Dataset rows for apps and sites

╔══

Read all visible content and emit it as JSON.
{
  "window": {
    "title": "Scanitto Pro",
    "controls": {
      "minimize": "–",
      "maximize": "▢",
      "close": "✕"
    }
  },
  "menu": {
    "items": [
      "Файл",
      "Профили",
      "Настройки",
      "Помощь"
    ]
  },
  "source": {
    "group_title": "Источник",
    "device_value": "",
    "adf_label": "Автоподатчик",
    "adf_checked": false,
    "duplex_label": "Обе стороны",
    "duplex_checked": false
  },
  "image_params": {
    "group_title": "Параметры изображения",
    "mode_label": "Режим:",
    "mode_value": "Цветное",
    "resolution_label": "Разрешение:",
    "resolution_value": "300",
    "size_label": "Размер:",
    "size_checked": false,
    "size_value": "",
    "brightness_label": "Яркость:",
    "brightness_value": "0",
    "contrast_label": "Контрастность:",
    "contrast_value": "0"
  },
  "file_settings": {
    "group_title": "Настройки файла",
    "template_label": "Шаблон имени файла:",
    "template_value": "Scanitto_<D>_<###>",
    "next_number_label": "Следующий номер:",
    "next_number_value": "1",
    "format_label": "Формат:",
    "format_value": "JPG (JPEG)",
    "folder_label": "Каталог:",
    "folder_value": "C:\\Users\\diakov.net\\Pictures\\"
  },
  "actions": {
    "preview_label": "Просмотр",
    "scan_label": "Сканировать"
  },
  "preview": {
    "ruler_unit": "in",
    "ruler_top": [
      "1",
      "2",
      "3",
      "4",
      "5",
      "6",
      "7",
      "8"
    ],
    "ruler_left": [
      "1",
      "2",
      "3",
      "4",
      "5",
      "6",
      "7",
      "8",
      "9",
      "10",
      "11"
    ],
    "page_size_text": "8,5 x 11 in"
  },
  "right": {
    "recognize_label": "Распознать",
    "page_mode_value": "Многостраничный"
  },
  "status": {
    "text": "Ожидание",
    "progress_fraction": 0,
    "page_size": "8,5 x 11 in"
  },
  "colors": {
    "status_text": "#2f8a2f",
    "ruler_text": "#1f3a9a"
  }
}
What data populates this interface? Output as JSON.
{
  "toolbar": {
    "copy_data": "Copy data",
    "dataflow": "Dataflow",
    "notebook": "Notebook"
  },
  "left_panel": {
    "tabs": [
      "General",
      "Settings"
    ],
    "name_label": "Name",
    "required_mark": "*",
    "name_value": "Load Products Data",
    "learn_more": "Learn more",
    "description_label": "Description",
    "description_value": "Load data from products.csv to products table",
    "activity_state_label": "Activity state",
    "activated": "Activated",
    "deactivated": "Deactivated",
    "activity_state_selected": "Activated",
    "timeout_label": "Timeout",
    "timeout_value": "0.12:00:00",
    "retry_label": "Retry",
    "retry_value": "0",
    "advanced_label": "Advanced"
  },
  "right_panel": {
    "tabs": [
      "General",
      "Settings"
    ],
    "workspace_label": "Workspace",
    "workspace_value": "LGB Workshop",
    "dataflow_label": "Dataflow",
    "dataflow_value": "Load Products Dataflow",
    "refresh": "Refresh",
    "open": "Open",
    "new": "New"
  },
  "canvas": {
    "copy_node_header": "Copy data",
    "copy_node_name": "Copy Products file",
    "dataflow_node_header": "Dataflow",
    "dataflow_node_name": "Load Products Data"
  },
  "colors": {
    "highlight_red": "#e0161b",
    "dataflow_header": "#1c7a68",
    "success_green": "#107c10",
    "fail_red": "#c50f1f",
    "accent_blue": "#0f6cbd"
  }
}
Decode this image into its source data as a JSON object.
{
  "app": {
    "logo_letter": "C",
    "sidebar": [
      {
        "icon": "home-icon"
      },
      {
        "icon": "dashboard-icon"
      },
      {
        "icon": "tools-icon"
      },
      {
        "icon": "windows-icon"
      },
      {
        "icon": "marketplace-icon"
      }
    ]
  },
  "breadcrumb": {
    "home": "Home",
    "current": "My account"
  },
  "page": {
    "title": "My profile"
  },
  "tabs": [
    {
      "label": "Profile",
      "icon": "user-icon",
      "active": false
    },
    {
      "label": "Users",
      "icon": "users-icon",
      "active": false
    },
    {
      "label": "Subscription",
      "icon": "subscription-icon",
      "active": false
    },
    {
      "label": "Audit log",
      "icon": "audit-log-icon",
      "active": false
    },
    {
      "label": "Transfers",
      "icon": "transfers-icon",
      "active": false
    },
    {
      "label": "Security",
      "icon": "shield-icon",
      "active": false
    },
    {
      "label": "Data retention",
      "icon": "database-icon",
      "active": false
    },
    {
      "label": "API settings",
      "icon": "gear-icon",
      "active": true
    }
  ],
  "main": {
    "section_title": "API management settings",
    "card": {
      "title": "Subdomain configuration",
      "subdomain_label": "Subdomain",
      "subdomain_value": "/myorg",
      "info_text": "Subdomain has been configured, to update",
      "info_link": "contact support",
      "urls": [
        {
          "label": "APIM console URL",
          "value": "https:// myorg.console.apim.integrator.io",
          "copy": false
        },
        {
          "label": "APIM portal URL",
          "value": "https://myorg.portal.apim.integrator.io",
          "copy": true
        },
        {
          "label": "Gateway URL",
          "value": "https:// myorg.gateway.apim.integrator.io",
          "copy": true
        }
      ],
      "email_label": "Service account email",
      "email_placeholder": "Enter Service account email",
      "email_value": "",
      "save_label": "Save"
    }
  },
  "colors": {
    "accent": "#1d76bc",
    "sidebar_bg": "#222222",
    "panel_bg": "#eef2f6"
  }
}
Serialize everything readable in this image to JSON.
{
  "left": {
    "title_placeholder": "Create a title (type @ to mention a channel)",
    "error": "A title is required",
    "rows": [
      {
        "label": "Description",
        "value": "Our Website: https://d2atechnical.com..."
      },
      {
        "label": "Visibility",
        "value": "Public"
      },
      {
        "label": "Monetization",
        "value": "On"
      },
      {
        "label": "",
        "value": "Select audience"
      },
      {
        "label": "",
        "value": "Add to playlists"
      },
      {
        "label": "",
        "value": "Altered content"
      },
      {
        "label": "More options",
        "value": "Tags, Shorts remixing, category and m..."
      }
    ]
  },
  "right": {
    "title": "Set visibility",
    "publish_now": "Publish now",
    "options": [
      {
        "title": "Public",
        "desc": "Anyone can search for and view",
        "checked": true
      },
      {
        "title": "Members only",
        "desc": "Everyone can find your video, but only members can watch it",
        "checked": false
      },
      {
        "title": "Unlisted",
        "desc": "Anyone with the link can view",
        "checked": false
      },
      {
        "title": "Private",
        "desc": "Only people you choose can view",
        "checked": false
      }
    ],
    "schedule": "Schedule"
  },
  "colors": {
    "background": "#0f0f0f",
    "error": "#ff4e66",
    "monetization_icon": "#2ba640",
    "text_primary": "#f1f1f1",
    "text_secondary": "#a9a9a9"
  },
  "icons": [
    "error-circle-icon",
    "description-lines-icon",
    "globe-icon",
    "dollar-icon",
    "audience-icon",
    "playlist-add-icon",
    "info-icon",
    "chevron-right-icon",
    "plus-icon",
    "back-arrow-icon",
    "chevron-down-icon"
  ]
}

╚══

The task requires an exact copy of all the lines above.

Read all visible content and emit it as JSON.
{
  "window": {
    "title": "Scanitto Pro",
    "controls": {
      "minimize": "–",
      "maximize": "▢",
      "close": "✕"
    }
  },
  "menu": {
    "items": [
      "Файл",
      "Профили",
      "Настройки",
      "Помощь"
    ]
  },
  "source": {
    "group_title": "Источник",
    "device_value": "",
    "adf_label": "Автоподатчик",
    "adf_checked": false,
    "duplex_label": "Обе стороны",
    "duplex_checked": false
  },
  "image_params": {
    "group_title": "Параметры изображения",
    "mode_label": "Режим:",
    "mode_value": "Цветное",
    "resolution_label": "Разрешение:",
    "resolution_value": "300",
    "size_label": "Размер:",
    "size_checked": false,
    "size_value": "",
    "brightness_label": "Яркость:",
    "brightness_value": "0",
    "contrast_label": "Контрастность:",
    "contrast_value": "0"
  },
  "file_settings": {
    "group_title": "Настройки файла",
    "template_label": "Шаблон имени файла:",
    "template_value": "Scanitto_<D>_<###>",
    "next_number_label": "Следующий номер:",
    "next_number_value": "1",
    "format_label": "Формат:",
    "format_value": "JPG (JPEG)",
    "folder_label": "Каталог:",
    "folder_value": "C:\\Users\\diakov.net\\Pictures\\"
  },
  "actions": {
    "preview_label": "Просмотр",
    "scan_label": "Сканировать"
  },
  "preview": {
    "ruler_unit": "in",
    "ruler_top": [
      "1",
      "2",
      "3",
      "4",
      "5",
      "6",
      "7",
      "8"
    ],
    "ruler_left": [
      "1",
      "2",
      "3",
      "4",
      "5",
      "6",
      "7",
      "8",
      "9",
      "10",
      "11"
    ],
    "page_size_text": "8,5 x 11 in"
  },
  "right": {
    "recognize_label": "Распознать",
    "page_mode_value": "Многостраничный"
  },
  "status": {
    "text": "Ожидание",
    "progress_fraction": 0,
    "page_size": "8,5 x 11 in"
  },
  "colors": {
    "status_text": "#2f8a2f",
    "ruler_text": "#1f3a9a"
  }
}
What data populates this interface? Output as JSON.
{
  "toolbar": {
    "copy_data": "Copy data",
    "dataflow": "Dataflow",
    "notebook": "Notebook"
  },
  "left_panel": {
    "tabs": [
      "General",
      "Settings"
    ],
    "name_label": "Name",
    "required_mark": "*",
    "name_value": "Load Products Data",
    "learn_more": "Learn more",
    "description_label": "Description",
    "description_value": "Load data from products.csv to products table",
    "activity_state_label": "Activity state",
    "activated": "Activated",
    "deactivated": "Deactivated",
    "activity_state_selected": "Activated",
    "timeout_label": "Timeout",
    "timeout_value": "0.12:00:00",
    "retry_label": "Retry",
    "retry_value": "0",
    "advanced_label": "Advanced"
  },
  "right_panel": {
    "tabs": [
      "General",
      "Settings"
    ],
    "workspace_label": "Workspace",
    "workspace_value": "LGB Workshop",
    "dataflow_label": "Dataflow",
    "dataflow_value": "Load Products Dataflow",
    "refresh": "Refresh",
    "open": "Open",
    "new": "New"
  },
  "canvas": {
    "copy_node_header": "Copy data",
    "copy_node_name": "Copy Products file",
    "dataflow_node_header": "Dataflow",
    "dataflow_node_name": "Load Products Data"
  },
  "colors": {
    "highlight_red": "#e0161b",
    "dataflow_header": "#1c7a68",
    "success_green": "#107c10",
    "fail_red": "#c50f1f",
    "accent_blue": "#0f6cbd"
  }
}
Decode this image into its source data as a JSON object.
{
  "app": {
    "logo_letter": "C",
    "sidebar": [
      {
        "icon": "home-icon"
      },
      {
        "icon": "dashboard-icon"
      },
      {
        "icon": "tools-icon"
      },
      {
        "icon": "windows-icon"
      },
      {
        "icon": "marketplace-icon"
      }
    ]
  },
  "breadcrumb": {
    "home": "Home",
    "current": "My account"
  },
  "page": {
    "title": "My profile"
  },
  "tabs": [
    {
      "label": "Profile",
      "icon": "user-icon",
      "active": false
    },
    {
      "label": "Users",
      "icon": "users-icon",
      "active": false
    },
    {
      "label": "Subscription",
      "icon": "subscription-icon",
      "active": false
    },
    {
      "label": "Audit log",
      "icon": "audit-log-icon",
      "active": false
    },
    {
      "label": "Transfers",
      "icon": "transfers-icon",
      "active": false
    },
    {
      "label": "Security",
      "icon": "shield-icon",
      "active": false
    },
    {
      "label": "Data retention",
      "icon": "database-icon",
      "active": false
    },
    {
      "label": "API settings",
      "icon": "gear-icon",
      "active": true
    }
  ],
  "main": {
    "section_title": "API management settings",
    "card": {
      "title": "Subdomain configuration",
      "subdomain_label": "Subdomain",
      "subdomain_value": "/myorg",
      "info_text": "Subdomain has been configured, to update",
      "info_link": "contact support",
      "urls": [
        {
          "label": "APIM console URL",
          "value": "https:// myorg.console.apim.integrator.io",
          "copy": false
        },
        {
          "label": "APIM portal URL",
          "value": "https://myorg.portal.apim.integrator.io",
          "copy": true
        },
        {
          "label": "Gateway URL",
          "value": "https:// myorg.gateway.apim.integrator.io",
          "copy": true
        }
      ],
      "email_label": "Service account email",
      "email_placeholder": "Enter Service account email",
      "email_value": "",
      "save_label": "Save"
    }
  },
  "colors": {
    "accent": "#1d76bc",
    "sidebar_bg": "#222222",
    "panel_bg": "#eef2f6"
  }
}
Serialize everything readable in this image to JSON.
{
  "left": {
    "title_placeholder": "Create a title (type @ to mention a channel)",
    "error": "A title is required",
    "rows": [
      {
        "label": "Description",
        "value": "Our Website: https://d2atechnical.com..."
      },
      {
        "label": "Visibility",
        "value": "Public"
      },
      {
        "label": "Monetization",
        "value": "On"
      },
      {
        "label": "",
        "value": "Select audience"
      },
      {
        "label": "",
        "value": "Add to playlists"
      },
      {
        "label": "",
        "value": "Altered content"
      },
      {
        "label": "More options",
        "value": "Tags, Shorts remixing, category and m..."
      }
    ]
  },
  "right": {
    "title": "Set visibility",
    "publish_now": "Publish now",
    "options": [
      {
        "title": "Public",
        "desc": "Anyone can search for and view",
        "checked": true
      },
      {
        "title": "Members only",
        "desc": "Everyone can find your video, but only members can watch it",
        "checked": false
      },
      {
        "title": "Unlisted",
        "desc": "Anyone with the link can view",
        "checked": false
      },
      {
        "title": "Private",
        "desc": "Only people you choose can view",
        "checked": false
      }
    ],
    "schedule": "Schedule"
  },
  "colors": {
    "background": "#0f0f0f",
    "error": "#ff4e66",
    "monetization_icon": "#2ba640",
    "text_primary": "#f1f1f1",
    "text_secondary": "#a9a9a9"
  },
  "icons": [
    "error-circle-icon",
    "description-lines-icon",
    "globe-icon",
    "dollar-icon",
    "audience-icon",
    "playlist-add-icon",
    "info-icon",
    "chevron-right-icon",
    "plus-icon",
    "back-arrow-icon",
    "chevron-down-icon"
  ]
}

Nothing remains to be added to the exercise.